The announcement in Monday morning’s Daily Chronicle, recording the death of Mr. George Lewis Batley, will be perused with regret by our readers. For some time the deceased gentleman has been in failing health, and during the last few months he has resided at Filey, where he died on Friday week, at the early age of 39. Mr. Batley was the eldest son of the late Mr. Joseph Batley, the first Town Clerk of Huddersfield. He served his articles with his father, under whom he received a sound legal training, and after admission as a solicitor he became a member of the firm of Messrs. Brook, Freeman, and Batley, of which his father was at one time a senior partner. He acted as a deputy town clerk on several occasions, and during the interregnum between his father’s death and the appointment of a successor he performed the duties of this responsible office. Both in advocacy and conveyancing Mr. Lewis Batley stood high in repute as a lawyer…
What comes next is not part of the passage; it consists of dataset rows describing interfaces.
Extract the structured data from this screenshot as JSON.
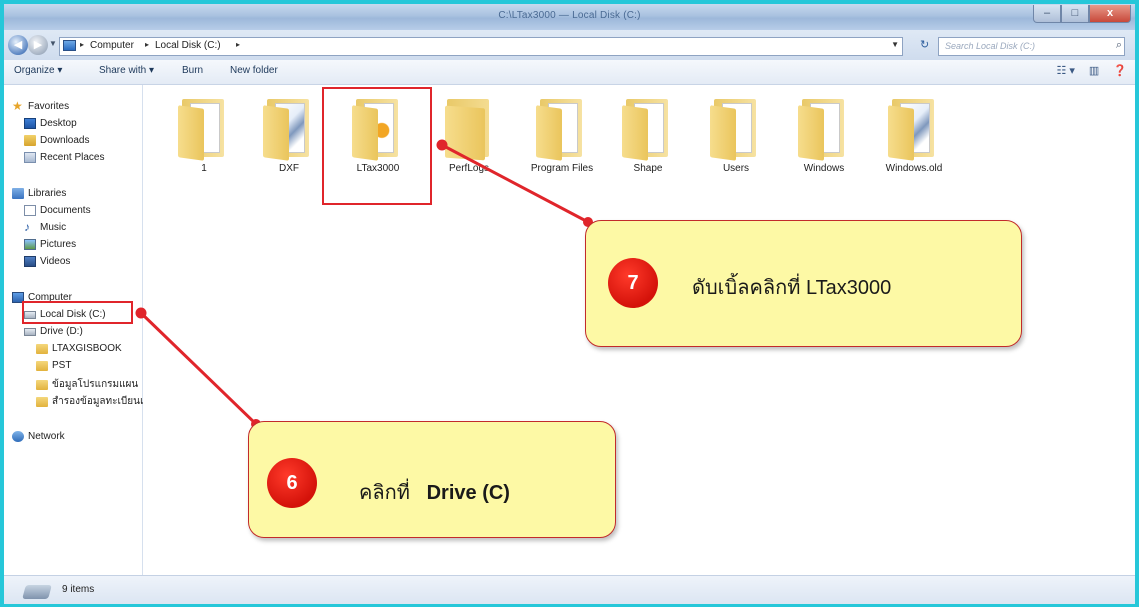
{
  "window": {
    "title": "C:\\LTax3000 — Local Disk (C:)",
    "controls": [
      "–",
      "□",
      "x"
    ]
  },
  "address": {
    "crumbs": [
      "Computer",
      "Local Disk (C:)"
    ],
    "search_placeholder": "Search Local Disk (C:)"
  },
  "toolbar": {
    "organize": "Organize ▾",
    "share_with": "Share with ▾",
    "burn": "Burn",
    "new_folder": "New folder"
  },
  "nav": {
    "favorites": "Favorites",
    "desktop": "Desktop",
    "downloads": "Downloads",
    "recent_places": "Recent Places",
    "libraries": "Libraries",
    "documents": "Documents",
    "music": "Music",
    "pictures": "Pictures",
    "videos": "Videos",
    "computer": "Computer",
    "local_disk": "Local Disk (C:)",
    "drive_d": "Drive (D:)",
    "ltaxgisbook": "LTAXGISBOOK",
    "pst": "PST",
    "thai_folder_1": "ข้อมูลโปรแกรมแผน",
    "thai_folder_2": "สำรองข้อมูลทะเบียนแ",
    "network": "Network"
  },
  "folders": [
    {
      "label": "1",
      "style": "paper"
    },
    {
      "label": "DXF",
      "style": "pic"
    },
    {
      "label": "LTax3000",
      "style": "orb"
    },
    {
      "label": "PerfLogs",
      "style": "plain"
    },
    {
      "label": "Program Files",
      "style": "paper"
    },
    {
      "label": "Shape",
      "style": "paper"
    },
    {
      "label": "Users",
      "style": "paper"
    },
    {
      "label": "Windows",
      "style": "paper"
    },
    {
      "label": "Windows.old",
      "style": "pic"
    }
  ],
  "status": {
    "items": "9 items"
  },
  "callouts": {
    "step7": {
      "number": "7",
      "text": "ดับเบิ้ลคลิกที่ LTax3000"
    },
    "step6": {
      "number": "6",
      "text_prefix": "คลิกที่",
      "text_bold": "Drive (C)"
    }
  },
  "colors": {
    "annotation_red": "#e0252b",
    "callout_fill": "#fdf9a5",
    "frame": "#26c7d9"
  }
}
I haven’t been able to find a likeness of George online but after his father’s death a public subscription raised the money for a portrait of Joseph in oils, painted from photographs by Herbert SIDNEY (1858-1923). At a ceremony in the Town Hall, the Mayor presented the Batley Memorial Portrait to George, who gave fulsome thanks and then begged that it be taken back to be put on public display. The Mayor then declared their business was not complete because he had a second, smaller portrait of Joseph executed by Mr. Sidney that George accepted for the family.
While searching online for material that might present George in less formal settings I happened upon something I found “romantic”.
I mentioned above that George resided in Gledholt Road, Huddersfield. His wife’s family had lived in Gledholt for many years. Her father, Thomas Pearson CROSLAND, M.P. died in 1868 and at the 1881 census, the family home in Gledholt Lane was headed by eldest daughter Ada Pearson and four of his other children, including unmarried Julia, aged 24. When the enumerator called, Julia may have been planning her marriage the following year. A snippet from a local newspaper tantalises with the possibility that it may not have been a whirlwind romance.
For a number of years, the Huddersfield “volunteers” mustered annually on the Rifle Field, Greenhead Road, less than half a mile from the Crosland place. After the young men had impressed the civilian populace with their military expertise, the day would end with a banquet. The newspaper listed those from the upper classes who attended and I noticed George and Julia in the 1876 gathering.
(This is just a slice of a much longer report.)
George’s children were aged ten and five when the attempt to restore his health in Filey failed. His widow waited ten years before marrying again. Frederick George OLDMAN was fifteen years her junior, a clerk in holy orders. I haven’t attempted to discover more but have placed him on the FamilySearch Tree. Click on the inverted caret to switch to George Lewis and find his headstone in St Oswald’s churchyard as a “Memory”.